20 In the morning as they passed by, they saw the fig tree withered away to its roots. 21Then Peter remembered and said to him, “Rabbi, look! The fig tree that you cursed has withered.” 22Jesus answered them, “Haveb faith in God. 23Truly I tell you, if you say to this mountain, ‘Be taken up and thrown into the sea,’ and if you do not doubt in your heart, but believe that what you say will come to pass, it will be done for you. 24So I tell you, whatever you ask for in prayer, believe that you have receivedc it, and it will be yours.
25 “Whenever you stand praying, forgive, if you have anything against anyone; so that your Father in heaven may also forgive you your trespasses.”d
Could it be that Jesus regretted his rash actions during the fig tree incident or the moneychanger’s incident?

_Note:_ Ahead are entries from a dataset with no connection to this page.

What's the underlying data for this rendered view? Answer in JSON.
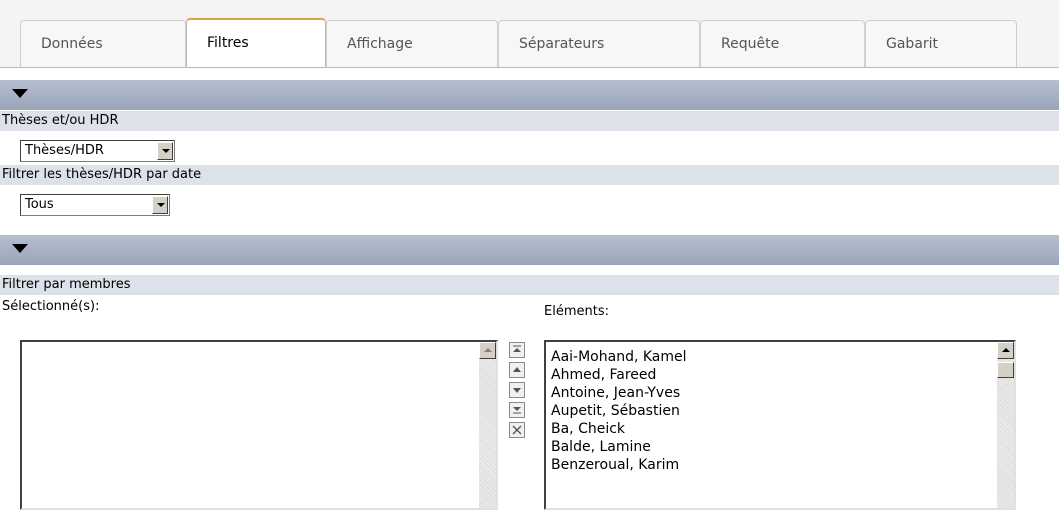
{
  "tabs": [
    {
      "label": "Données",
      "active": false
    },
    {
      "label": "Filtres",
      "active": true
    },
    {
      "label": "Affichage",
      "active": false
    },
    {
      "label": "Séparateurs",
      "active": false
    },
    {
      "label": "Requête",
      "active": false
    },
    {
      "label": "Gabarit",
      "active": false
    }
  ],
  "filters": {
    "theses_label": "Thèses et/ou HDR",
    "theses_select_value": "Thèses/HDR",
    "date_label": "Filtrer les thèses/HDR par date",
    "date_select_value": "Tous"
  },
  "members": {
    "section_label": "Filtrer par membres",
    "selected_label": "Sélectionné(s):",
    "elements_label": "Eléments:",
    "elements": [
      "Aai-Mohand, Kamel",
      "Ahmed, Fareed",
      "Antoine, Jean-Yves",
      "Aupetit, Sébastien",
      "Ba, Cheick",
      "Balde, Lamine",
      "Benzeroual, Karim"
    ]
  },
  "colors": {
    "section_bar": "#a7b1c4",
    "label_row": "#dde1e9",
    "active_tab_accent": "#d9a441"
  },
  "icons": {
    "collapse": "triangle-down-icon",
    "move_top": "move-top-icon",
    "move_up": "move-up-icon",
    "move_down": "move-down-icon",
    "move_bottom": "move-bottom-icon",
    "remove": "remove-x-icon"
  }
}
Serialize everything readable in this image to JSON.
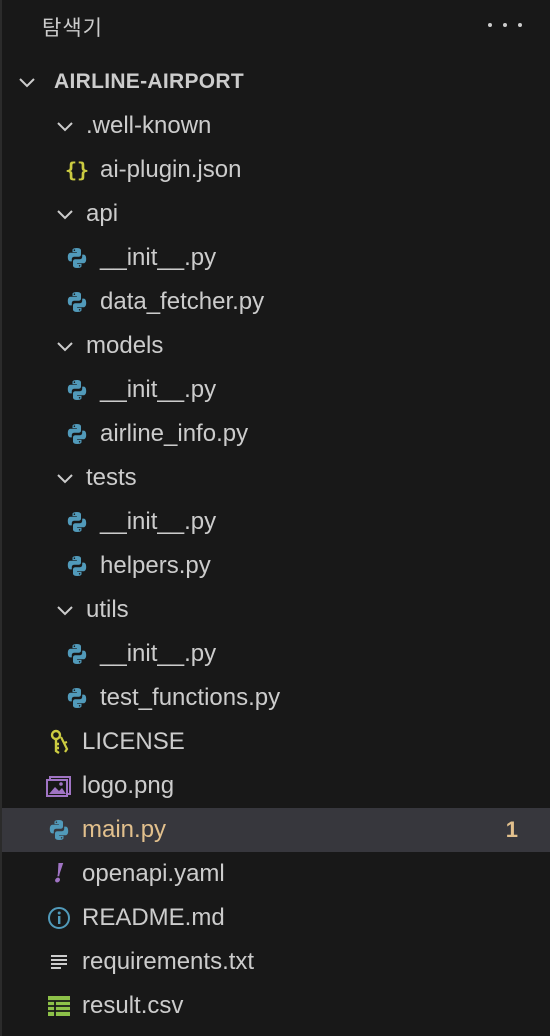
{
  "header": {
    "title": "탐색기"
  },
  "root": {
    "label": "AIRLINE-AIRPORT"
  },
  "tree": [
    {
      "name": "folder-well-known",
      "type": "folder",
      "label": ".well-known"
    },
    {
      "name": "file-ai-plugin-json",
      "type": "file",
      "icon": "json",
      "label": "ai-plugin.json"
    },
    {
      "name": "folder-api",
      "type": "folder",
      "label": "api"
    },
    {
      "name": "file-api-init-py",
      "type": "file",
      "icon": "python",
      "label": "__init__.py"
    },
    {
      "name": "file-data-fetcher-py",
      "type": "file",
      "icon": "python",
      "label": "data_fetcher.py"
    },
    {
      "name": "folder-models",
      "type": "folder",
      "label": "models"
    },
    {
      "name": "file-models-init-py",
      "type": "file",
      "icon": "python",
      "label": "__init__.py"
    },
    {
      "name": "file-airline-info-py",
      "type": "file",
      "icon": "python",
      "label": "airline_info.py"
    },
    {
      "name": "folder-tests",
      "type": "folder",
      "label": "tests"
    },
    {
      "name": "file-tests-init-py",
      "type": "file",
      "icon": "python",
      "label": "__init__.py"
    },
    {
      "name": "file-helpers-py",
      "type": "file",
      "icon": "python",
      "label": "helpers.py"
    },
    {
      "name": "folder-utils",
      "type": "folder",
      "label": "utils"
    },
    {
      "name": "file-utils-init-py",
      "type": "file",
      "icon": "python",
      "label": "__init__.py"
    },
    {
      "name": "file-test-functions-py",
      "type": "file",
      "icon": "python",
      "label": "test_functions.py"
    },
    {
      "name": "file-license",
      "type": "rootfile",
      "icon": "license",
      "label": "LICENSE"
    },
    {
      "name": "file-logo-png",
      "type": "rootfile",
      "icon": "image",
      "label": "logo.png"
    },
    {
      "name": "file-main-py",
      "type": "rootfile",
      "icon": "python",
      "label": "main.py",
      "selected": true,
      "badge": "1"
    },
    {
      "name": "file-openapi-yaml",
      "type": "rootfile",
      "icon": "yaml",
      "label": "openapi.yaml"
    },
    {
      "name": "file-readme-md",
      "type": "rootfile",
      "icon": "info",
      "label": "README.md"
    },
    {
      "name": "file-requirements-txt",
      "type": "rootfile",
      "icon": "text",
      "label": "requirements.txt"
    },
    {
      "name": "file-result-csv",
      "type": "rootfile",
      "icon": "table",
      "label": "result.csv"
    }
  ],
  "colors": {
    "background": "#181818",
    "selected_row": "#37373d",
    "modified_text": "#e2c08d",
    "python_blue": "#519aba",
    "json_yellow": "#cbcb41",
    "yaml_purple": "#a074c4",
    "license_yellow": "#cbcb41",
    "csv_green": "#8dc149",
    "image_purple": "#a074c4"
  }
}
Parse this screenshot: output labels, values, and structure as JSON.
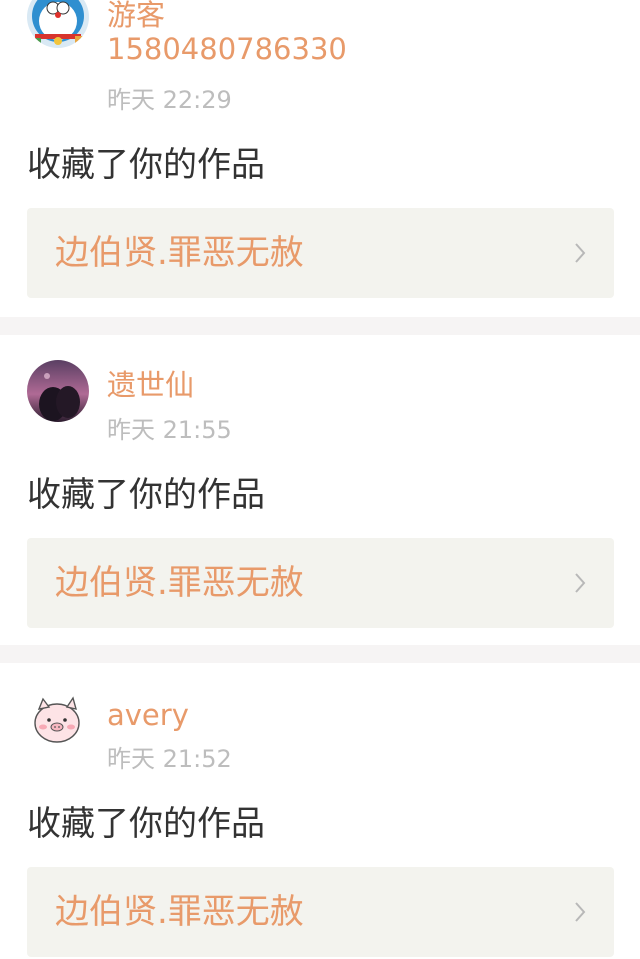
{
  "notifications": [
    {
      "user": "游客1580480786330",
      "user_line1": "游客",
      "user_line2": "1580480786330",
      "time": "昨天 22:29",
      "action": "收藏了你的作品",
      "work_title": "边伯贤.罪恶无赦",
      "avatar_icon": "doraemon-avatar-icon"
    },
    {
      "user": "遗世仙",
      "time": "昨天 21:55",
      "action": "收藏了你的作品",
      "work_title": "边伯贤.罪恶无赦",
      "avatar_icon": "photo-avatar-icon"
    },
    {
      "user": "avery",
      "time": "昨天 21:52",
      "action": "收藏了你的作品",
      "work_title": "边伯贤.罪恶无赦",
      "avatar_icon": "pig-avatar-icon"
    }
  ],
  "colors": {
    "accent": "#e89a6a",
    "timestamp": "#bdbdbd",
    "text": "#333333",
    "card_bg": "#f3f3ee",
    "separator": "#f6f4f4"
  }
}
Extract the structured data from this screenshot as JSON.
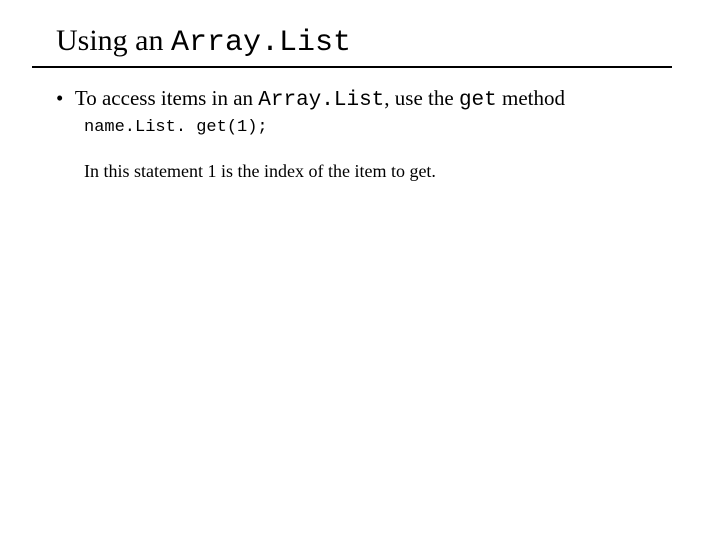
{
  "title": {
    "prefix": "Using an ",
    "code": "Array.List"
  },
  "bullet": {
    "marker": "•",
    "t1": " To access items in an ",
    "code1": "Array.List",
    "t2": ", use the ",
    "code2": "get",
    "t3": " method"
  },
  "codeline": "name.List. get(1);",
  "note": "In this statement 1 is the index of the item to get."
}
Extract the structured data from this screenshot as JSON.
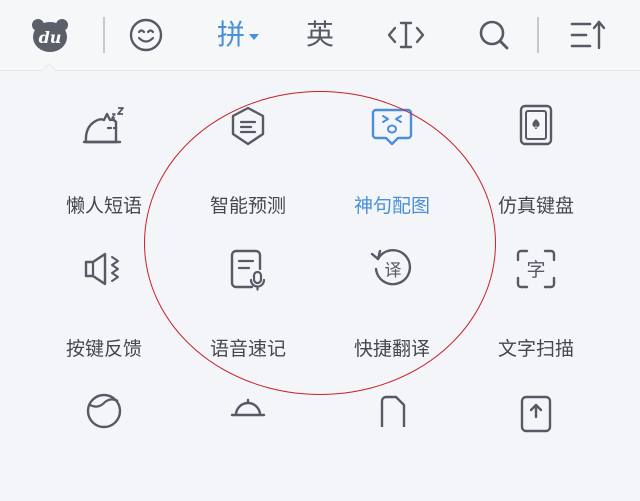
{
  "toolbar": {
    "logo_text": "du",
    "pinyin_label": "拼",
    "english_label": "英",
    "icons": [
      "du-logo-icon",
      "emoji-icon",
      "cursor-move-icon",
      "search-icon",
      "collapse-icon"
    ]
  },
  "tiles": [
    {
      "label": "懒人短语",
      "icon": "lazy-cat-icon"
    },
    {
      "label": "智能预测",
      "icon": "smart-predict-icon"
    },
    {
      "label": "神句配图",
      "icon": "meme-image-icon",
      "active": true
    },
    {
      "label": "仿真键盘",
      "icon": "realistic-keyboard-icon"
    },
    {
      "label": "按键反馈",
      "icon": "key-feedback-icon"
    },
    {
      "label": "语音速记",
      "icon": "voice-note-icon"
    },
    {
      "label": "快捷翻译",
      "icon": "quick-translate-icon"
    },
    {
      "label": "文字扫描",
      "icon": "text-scan-icon"
    }
  ],
  "colors": {
    "accent": "#4a8fd8",
    "text": "#44474e",
    "icon_gray": "#555a64",
    "highlight_circle": "#c8202a",
    "background": "#f4f5f8"
  }
}
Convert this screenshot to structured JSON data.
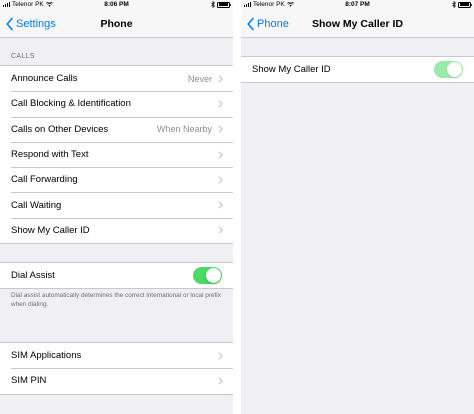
{
  "colors": {
    "accent": "#007aff",
    "toggle_on": "#4cd964",
    "background": "#efeff4"
  },
  "left": {
    "status": {
      "carrier": "Telenor PK",
      "time": "8:06 PM"
    },
    "nav": {
      "back_label": "Settings",
      "title": "Phone"
    },
    "calls_header": "CALLS",
    "calls_group": [
      {
        "label": "Announce Calls",
        "value": "Never"
      },
      {
        "label": "Call Blocking & Identification",
        "value": ""
      },
      {
        "label": "Calls on Other Devices",
        "value": "When Nearby"
      },
      {
        "label": "Respond with Text",
        "value": ""
      },
      {
        "label": "Call Forwarding",
        "value": ""
      },
      {
        "label": "Call Waiting",
        "value": ""
      },
      {
        "label": "Show My Caller ID",
        "value": ""
      }
    ],
    "dial_assist": {
      "label": "Dial Assist",
      "enabled": true
    },
    "dial_assist_footer": "Dial assist automatically determines the correct international or local prefix when dialing.",
    "sim_group": [
      {
        "label": "SIM Applications"
      },
      {
        "label": "SIM PIN"
      }
    ]
  },
  "right": {
    "status": {
      "carrier": "Telenor PK",
      "time": "8:07 PM"
    },
    "nav": {
      "back_label": "Phone",
      "title": "Show My Caller ID"
    },
    "caller_id": {
      "label": "Show My Caller ID",
      "enabled": true,
      "disabled_appearance": true
    }
  }
}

If not, why would he speak of forgiveness when explaning this episode? I like to think that if Jesus was tempted in all ways we were, as theologians like to tell us, that Jesus could have committed and regretted rash acts or words. To me, it makes him all the more worthy of respect and worship. Like Jesus, we can recognize that we are human and react in human ways. That doesn’t make us unworthy of God’s love or condemn us. We can turn to God and tell Him that we fail. Unlike Adam, we don’t run and hide when we make mistakes. We turn around (repent) and face up to it. Instead of castigating myself for not being perfect or for being angry with my fellow drivers, I’m thankful I can catch myself and ask forgiveness immediately.